There is really no such thing as a high resolution PDF versus a low resolution PDF. What you are really doing is downsampling the images within the PDF file. Any text or vector content is fully scalable and has no inherent resolution!
If you are framing images, you should be using vector-based lines or shapes instead of incorporating such “line frames” into the images themselves. As part of the images, downsampling could in fact corrupt the apparent thickness of these lines, especially if “lossy” compression such as JPEG is used.
The Enhance thin lines and smooth line art are totally irrelevant to raster images such as your photographic images with embedded frames in raster format.

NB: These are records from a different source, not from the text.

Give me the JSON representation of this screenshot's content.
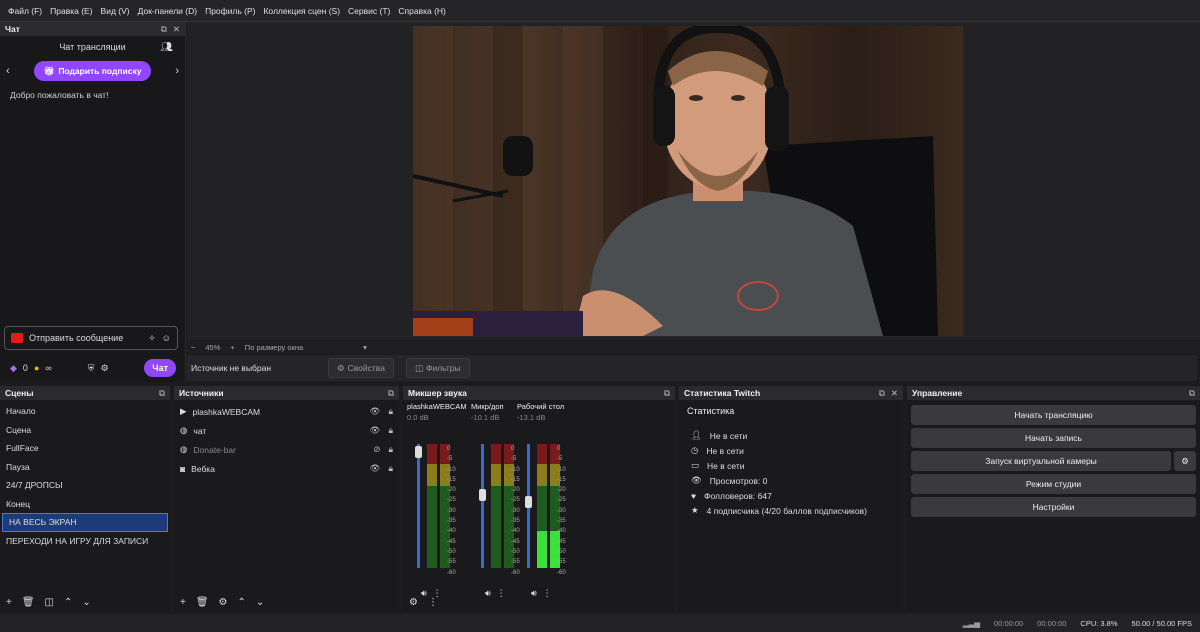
{
  "menu": [
    "Файл (F)",
    "Правка (E)",
    "Вид (V)",
    "Док-панели (D)",
    "Профиль (P)",
    "Коллекция сцен (S)",
    "Сервис (T)",
    "Справка (H)"
  ],
  "chat": {
    "dock_title": "Чат",
    "title": "Чат трансляции",
    "gift_button": "Подарить подписку",
    "welcome": "Добро пожаловать в чат!",
    "send_placeholder": "Отправить сообщение",
    "points": "0",
    "infinity": "∞",
    "chat_button": "Чат",
    "accent": "#9147ff"
  },
  "preview": {
    "zoom": "45%",
    "fit_label": "По размеру окна",
    "no_source": "Источник не выбран",
    "properties": "Свойства",
    "filters": "Фильтры"
  },
  "scenes": {
    "title": "Сцены",
    "items": [
      "Начало",
      "Сцена",
      "FullFace",
      "Пауза",
      "24/7 ДРОПСЫ",
      "Конец",
      "НА ВЕСЬ ЭКРАН",
      "ПЕРЕХОДИ НА ИГРУ ДЛЯ ЗАПИСИ"
    ],
    "selected_index": 6
  },
  "sources": {
    "title": "Источники",
    "items": [
      {
        "name": "plashkaWEBCAM",
        "icon": "play-icon",
        "visible": true
      },
      {
        "name": "чат",
        "icon": "globe-icon",
        "visible": true
      },
      {
        "name": "Donate-bar",
        "icon": "globe-icon",
        "visible": false
      },
      {
        "name": "Вебка",
        "icon": "camera-icon",
        "visible": true
      }
    ]
  },
  "mixer": {
    "title": "Микшер звука",
    "channels": [
      {
        "name": "plashkaWEBCAM",
        "db": "0.0 dB",
        "level": 0.0,
        "fader": 0.98
      },
      {
        "name": "Микр/доп",
        "db": "-10.1 dB",
        "level": 0.0,
        "fader": 0.6
      },
      {
        "name": "Рабочий стол",
        "db": "-13.1 dB",
        "level": 0.3,
        "fader": 0.54
      }
    ],
    "scale": [
      "0",
      "-5",
      "-10",
      "-15",
      "-20",
      "-25",
      "-30",
      "-35",
      "-40",
      "-45",
      "-50",
      "-55",
      "-60"
    ]
  },
  "twitch": {
    "title": "Статистика Twitch",
    "heading": "Статистика",
    "rows": [
      {
        "icon": "user-icon",
        "text": "Не в сети"
      },
      {
        "icon": "clock-icon",
        "text": "Не в сети"
      },
      {
        "icon": "video-icon",
        "text": "Не в сети"
      },
      {
        "icon": "eye-icon",
        "text": "Просмотров: 0"
      },
      {
        "icon": "heart-icon",
        "text": "Фолловеров: 647"
      },
      {
        "icon": "star-icon",
        "text": "4 подписчика (4/20 баллов подписчиков)"
      }
    ]
  },
  "controls": {
    "title": "Управление",
    "buttons": [
      "Начать трансляцию",
      "Начать запись",
      "Запуск виртуальной камеры",
      "Режим студии",
      "Настройки"
    ]
  },
  "status": {
    "stream_time": "00:00:00",
    "record_time": "00:00:00",
    "cpu": "CPU: 3.8%",
    "fps": "50.00 / 50.00 FPS"
  }
}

Bottom line is to change your workflow to frame your images with vector-based shapes and don't incorporate same into the image itself.
Thanks for your answer but you are assuming I'm doing things incorrectly, which is not the case.
All my line artwork is vector based (yes, even the frames around images), and when I say high resolution and low resolution is partly correct because when you are reducing the file size of a pdf, images need to be compressed drastically to enable the pdf to be much smaller than a PDF that has no compression at all. Therefore, this is reflected in the file size and quality of the PDF.
I am preparing these PDFs to be viewed digitally both on desktop and mobile, as they will be part of a digital campaign. I would expect that when a pdf is compressed, there will be some loss of image quality but I don't expect the pdf to change the appearance of any vector artwork, and this is my problem.
I have googled this many times and there does seem to be an issue for many people. The appearance of line artwork changes once you create a compressed pdf, and I was wondering if Adobe has an answer for this as I couldn't find any. It did look like if it was an acrobat bug.
Any other answers out there?
Contrary to what you may have been told and/or believe, there is absolutely no change in display or print quality in a PDF file for vector or text content when you do downsampling of the images! Vector is vector and is not measured in pixels which is resolution dependent. And FWIW, at Adobe we are not aware of any issues associated with downsampling images causing issues with vector and text content.
OK, assuming that your frames are indeed vector, one other thing to look at is ordering. If the image is above the frame, the boundary of the frame and the image may be the issue. Try putting the frame above the image and see if that helps. Also, make sure the frame is opaque.
If that isn't the case, we would appreciate it if you could post PDF file samples for us, one before downsampling and one after downsampling and we'll try to see what's going on.
Thanks for your help.
I've probably confused the matter here by saying high-res and low-res pdfs because I am aware/know what you are saying, so let me give you more information/background and screenshots of the problem I'm having when compressing the pdf.
This is precisely the core of my problem. As far as I am concerned, there should be no change in any vector based artwork or in any text within a pdf, even if the pdf is compressed. Yet, the appearance of my pdf is changing when I export it as a reduced size PDF.
Here are details onhow I'm preparing my artwork:
1- I am preparing artwork in photoshop CC. It's an A4 - 300 dpi file with a combination of images, text and vector based artwork.
2- I'm saving a copy of the original photoshop artwork as a photoshop PDF document.
3- When I open this artwork in Acrobat Pro DC, it all looks exactly as my original photoshop artwork. So, everything is fine there.
4- Within Acrobat, I go to: "save as other > reduced size pdf. Once the reduced version of the PDF is exported, all line artwork appear in random thicknesses and some even disappear. This is the problem I'm having which I'm hoping you can help me understand why this happens.
So here is an example. Sorry, I cannot show you the entire document for copyright issues, but this summarises what happens throughout the document.
I need to highlight here that these lines are vector based.
Thanks for providing the technical details. When you Save as PDF from Photoshop, vector or text objects drawn in Photoshop may or may not end up as vector or text in the PDF.
(1) If you flatten the layers before saving the PDF, vector and text is rasterized. There may be some other situations that such rasterization would also occur implicitly.
(2) If the layer with the frames is beneath the image or at the edge of the image, image downsampling may overlap the vector frame.
If either of these situations are true, I can readily imagine the symptoms you describe occurring.
Again, if you can post a sample of such a PDF file or send a copy to me at Adobe <firstname.lastname@example.org>, I'll gladly take a look at it and give you a definitive answer.
Thank you, what you are saying makes sense. My only question is why the original pdf export is ok, but when I save a reduced size pdf this happens. If the layer rasterisation happens then it would probably show in the original pdf too, but it doesn't.
Also, there is no change at all to the text. It still displays as crisp as the original.
I have sent you a couple of pdfs by email.
Many thanks again.
personally I'd expect the lines the be rasterised even if the text isn't. Why are you using Photoshop for such unsuitable work?